> [Information shown]

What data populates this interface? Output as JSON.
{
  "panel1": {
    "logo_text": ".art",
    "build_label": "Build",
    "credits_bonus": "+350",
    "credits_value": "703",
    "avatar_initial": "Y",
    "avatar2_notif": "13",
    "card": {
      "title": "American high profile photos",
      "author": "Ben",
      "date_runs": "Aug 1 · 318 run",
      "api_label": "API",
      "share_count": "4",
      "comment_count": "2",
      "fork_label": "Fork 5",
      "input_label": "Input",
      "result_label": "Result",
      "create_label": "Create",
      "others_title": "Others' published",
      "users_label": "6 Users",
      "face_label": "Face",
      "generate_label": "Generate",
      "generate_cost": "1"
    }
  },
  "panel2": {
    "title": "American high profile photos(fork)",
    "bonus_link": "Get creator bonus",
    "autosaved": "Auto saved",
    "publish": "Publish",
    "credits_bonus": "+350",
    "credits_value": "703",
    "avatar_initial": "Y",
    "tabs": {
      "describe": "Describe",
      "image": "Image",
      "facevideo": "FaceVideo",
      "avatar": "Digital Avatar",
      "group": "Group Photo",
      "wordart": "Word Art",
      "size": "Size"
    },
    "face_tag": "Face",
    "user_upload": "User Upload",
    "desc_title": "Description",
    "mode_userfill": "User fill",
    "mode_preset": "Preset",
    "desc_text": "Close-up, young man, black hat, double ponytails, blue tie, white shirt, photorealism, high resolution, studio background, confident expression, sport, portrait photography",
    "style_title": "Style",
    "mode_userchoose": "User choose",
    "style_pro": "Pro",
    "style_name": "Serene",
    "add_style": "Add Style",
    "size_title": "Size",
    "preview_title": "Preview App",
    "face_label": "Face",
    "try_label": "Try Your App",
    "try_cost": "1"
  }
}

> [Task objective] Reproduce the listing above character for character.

> [Your solution]
What data populates this interface? Output as JSON.
{
  "panel1": {
    "logo_text": ".art",
    "build_label": "Build",
    "credits_bonus": "+350",
    "credits_value": "703",
    "avatar_initial": "Y",
    "avatar2_notif": "13",
    "card": {
      "title": "American high profile photos",
      "author": "Ben",
      "date_runs": "Aug 1 · 318 run",
      "api_label": "API",
      "share_count": "4",
      "comment_count": "2",
      "fork_label": "Fork 5",
      "input_label": "Input",
      "result_label": "Result",
      "create_label": "Create",
      "others_title": "Others' published",
      "users_label": "6 Users",
      "face_label": "Face",
      "generate_label": "Generate",
      "generate_cost": "1"
    }
  },
  "panel2": {
    "title": "American high profile photos(fork)",
    "bonus_link": "Get creator bonus",
    "autosaved": "Auto saved",
    "publish": "Publish",
    "credits_bonus": "+350",
    "credits_value": "703",
    "avatar_initial": "Y",
    "tabs": {
      "describe": "Describe",
      "image": "Image",
      "facevideo": "FaceVideo",
      "avatar": "Digital Avatar",
      "group": "Group Photo",
      "wordart": "Word Art",
      "size": "Size"
    },
    "face_tag": "Face",
    "user_upload": "User Upload",
    "desc_title": "Description",
    "mode_userfill": "User fill",
    "mode_preset": "Preset",
    "desc_text": "Close-up, young man, black hat, double ponytails, blue tie, white shirt, photorealism, high resolution, studio background, confident expression, sport, portrait photography",
    "style_title": "Style",
    "mode_userchoose": "User choose",
    "style_pro": "Pro",
    "style_name": "Serene",
    "add_style": "Add Style",
    "size_title": "Size",
    "preview_title": "Preview App",
    "face_label": "Face",
    "try_label": "Try Your App",
    "try_cost": "1"
  }
}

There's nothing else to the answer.